• [The task]
With every picture left out, give the data below back exactly.

Data about app and page elements:
****************************************

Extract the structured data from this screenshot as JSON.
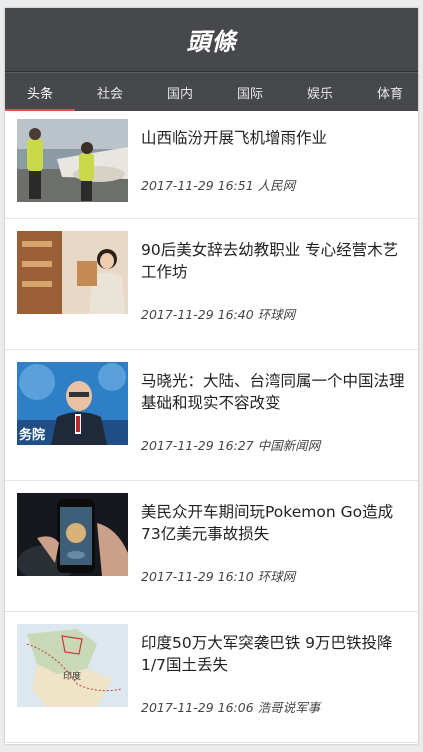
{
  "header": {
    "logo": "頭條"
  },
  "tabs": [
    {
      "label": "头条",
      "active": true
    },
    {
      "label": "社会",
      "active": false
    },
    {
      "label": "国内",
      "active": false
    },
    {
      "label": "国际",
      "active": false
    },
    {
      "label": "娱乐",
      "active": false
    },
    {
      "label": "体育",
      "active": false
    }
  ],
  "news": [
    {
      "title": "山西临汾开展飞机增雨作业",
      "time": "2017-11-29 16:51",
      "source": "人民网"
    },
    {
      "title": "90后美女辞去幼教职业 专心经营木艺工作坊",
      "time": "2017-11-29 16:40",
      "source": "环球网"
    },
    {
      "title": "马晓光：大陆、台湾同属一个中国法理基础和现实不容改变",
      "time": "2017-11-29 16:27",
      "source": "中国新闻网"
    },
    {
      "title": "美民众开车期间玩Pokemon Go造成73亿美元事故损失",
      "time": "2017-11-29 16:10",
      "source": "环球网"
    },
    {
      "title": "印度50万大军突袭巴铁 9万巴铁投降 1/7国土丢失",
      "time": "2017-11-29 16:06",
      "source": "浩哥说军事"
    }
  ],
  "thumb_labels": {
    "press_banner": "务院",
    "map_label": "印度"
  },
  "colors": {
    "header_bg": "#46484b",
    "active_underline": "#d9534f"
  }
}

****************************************

• [Answer to the exercise]
Extract the structured data from this screenshot as JSON.
{
  "header": {
    "logo": "頭條"
  },
  "tabs": [
    {
      "label": "头条",
      "active": true
    },
    {
      "label": "社会",
      "active": false
    },
    {
      "label": "国内",
      "active": false
    },
    {
      "label": "国际",
      "active": false
    },
    {
      "label": "娱乐",
      "active": false
    },
    {
      "label": "体育",
      "active": false
    }
  ],
  "news": [
    {
      "title": "山西临汾开展飞机增雨作业",
      "time": "2017-11-29 16:51",
      "source": "人民网"
    },
    {
      "title": "90后美女辞去幼教职业 专心经营木艺工作坊",
      "time": "2017-11-29 16:40",
      "source": "环球网"
    },
    {
      "title": "马晓光：大陆、台湾同属一个中国法理基础和现实不容改变",
      "time": "2017-11-29 16:27",
      "source": "中国新闻网"
    },
    {
      "title": "美民众开车期间玩Pokemon Go造成73亿美元事故损失",
      "time": "2017-11-29 16:10",
      "source": "环球网"
    },
    {
      "title": "印度50万大军突袭巴铁 9万巴铁投降 1/7国土丢失",
      "time": "2017-11-29 16:06",
      "source": "浩哥说军事"
    }
  ],
  "thumb_labels": {
    "press_banner": "务院",
    "map_label": "印度"
  },
  "colors": {
    "header_bg": "#46484b",
    "active_underline": "#d9534f"
  }
}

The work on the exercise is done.